It will be six months since my mother passed away. I kept my mother’s illness a secret. Not because I was ashamed and embarrassed but I did not want to advertise to the entire world of what she was going through out of respect to her and my family. So you sit there, put on a front like everything is cool and continue on your daily routine, until one day everything ...

Read more...

Me: Hello Mrs. Smith, my name is [BEEP!] Dr. Gandolfo and I am a [BEEP!] gastroenterologist. [BEEP!] Your doctor wanted me to [BEEP!] talk to you about something that showed up on [BEEP!] your CT scan. Mrs. Smith: Who are you? I [BEEP!] didn’t hear your name? Me (louder): It’s Fred Gandolfo, I am the [BEEP!] stomach doctor. [BEEP!] I need to talk to you about [BEEP!] that CT scan you had.  You see, there was … [BEEP!] [BEEP!] [BEEP!] Can you straighten your ...

Read more...

Mnemonics can be incredibly cool. When I was in medical school, there was just too much stuff to remember and memory aids were so very helpful. Most specifically I refer to the vile and inappropriate one that helped me remember the cranial nerves which I remember to this day and will not share in print. In ancient times orators used memory palaces to memorize long speeches or poems, associating words with ...

Read more...

Requesting a second opinion can be a touchy subject for a patient. I’d like to think that when I was in practice, I was never offended when a patient’s family requested a second opinion, but that probably doesn’t universally reflect my response in every circumstance. But I am confident in saying that as often as not, I would be the one suggesting that we get another pair of eyes to ...

Read more...

Every business on earth has an angle on the market.  Business leaders around the world work tirelessly, attempting to edge out their competitors by delivering the best service to their customers. When all is said and done, physicians want to deliver the best care they can to each patient.  As medical students who are eager to serve, we are committed to examining the space where business and medicine intertwine ...

Read more...

"What is your personal experience with human suffering?" he asked. Fellowship interview season. Interviewing for pulmonary and critical care, one may expect such a question. I thought I was ready for it. But the simple truth is that I didn't really have the right answer; I probably never will. During the morning rounds, my attending physician heaved a weary sigh: "150,000 people die every day!" Out of the blue. I quizzingly ...

Read more...

Part of a series. Among Medicare recipients, those discharged from the hospital incur about a 20 percent risk of an unplanned readmission within 30 days. The number is higher for some conditions such as heart failure. This is the result of a terribly dysfunctional health care delivery system. Of course some patients will need readmission; the number can never be pushed down to zero, but 20 percent is appalling. Why ...

Read more...

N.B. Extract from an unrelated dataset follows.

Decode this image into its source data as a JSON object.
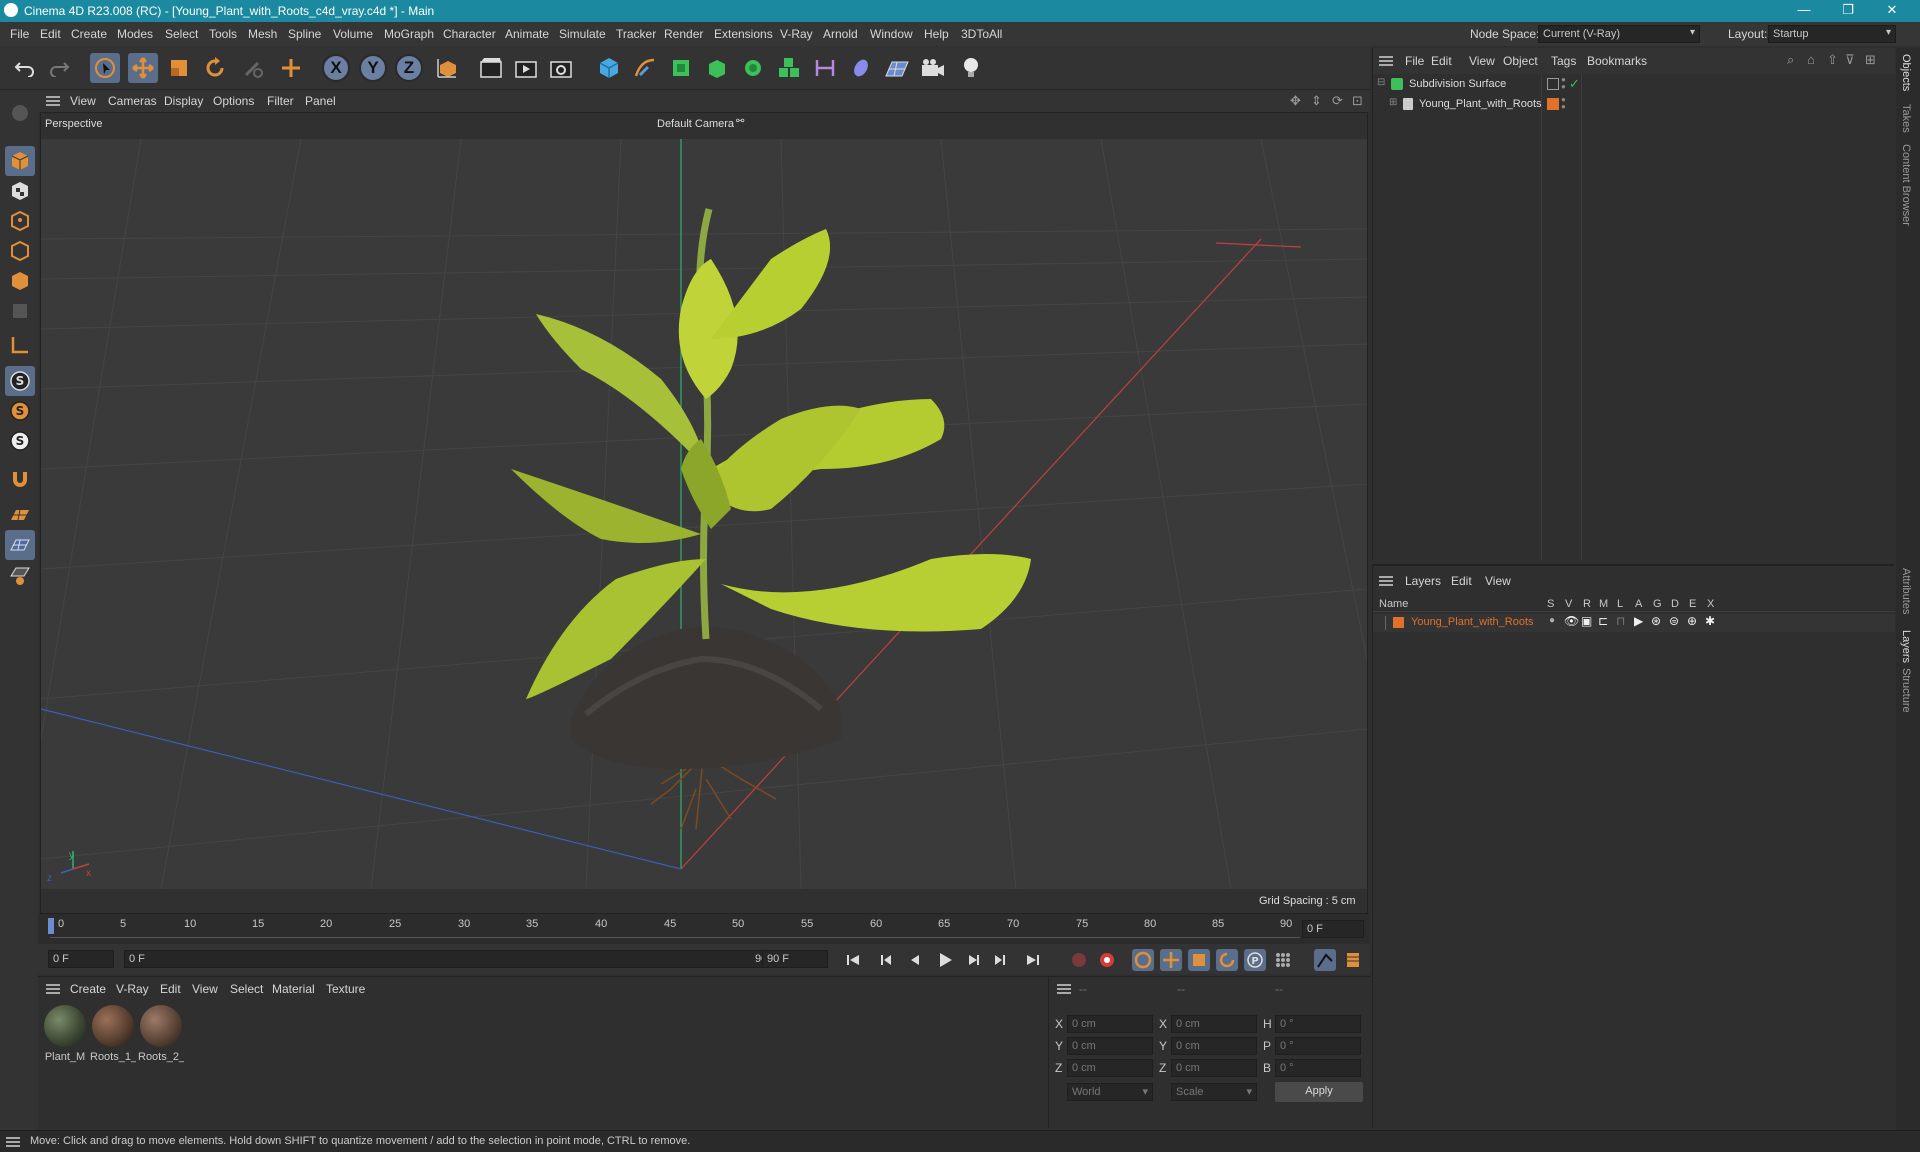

All of us who care for the poor, the illiterate, the poorly educated, the immigrant, the frail, and the abused know this: caring for them involves many challenges that aren’t picked up by Medicare computers or big data. Simplistic calculations about quality metrics such as hospital readmission rates have been way off the mark at capturing the complexities of caring for these patients. A recent study from researchers in Boston ...

Read more...

During medical school, we are taught the physiology, anatomy, and pathophysiology of hundreds of disease processes. One thing medical schools don’t teach well is how to cope with losing a patient. Some physicians will go many years as a physician before having their first patient die on them. Others will lose a patient earlier on during their career. I was the latter. I hadn’t even graduated from medical school yet ...

Read more...

Earlier this year, when my mother was briefly hospitalized, nobody gave her the wrong medication (her wristband was checked before each medicine was dispensed).  Nobody missed a high or low blood pressure (her vital signs were taken every few hours, like clockwork). She was usually assisted to the bathroom so she wouldn’t fall (a sensor on her bed triggered an alarm if she started to get up). Thank goodness for hospital-based ...

Read more...

350 Pages

Most Popular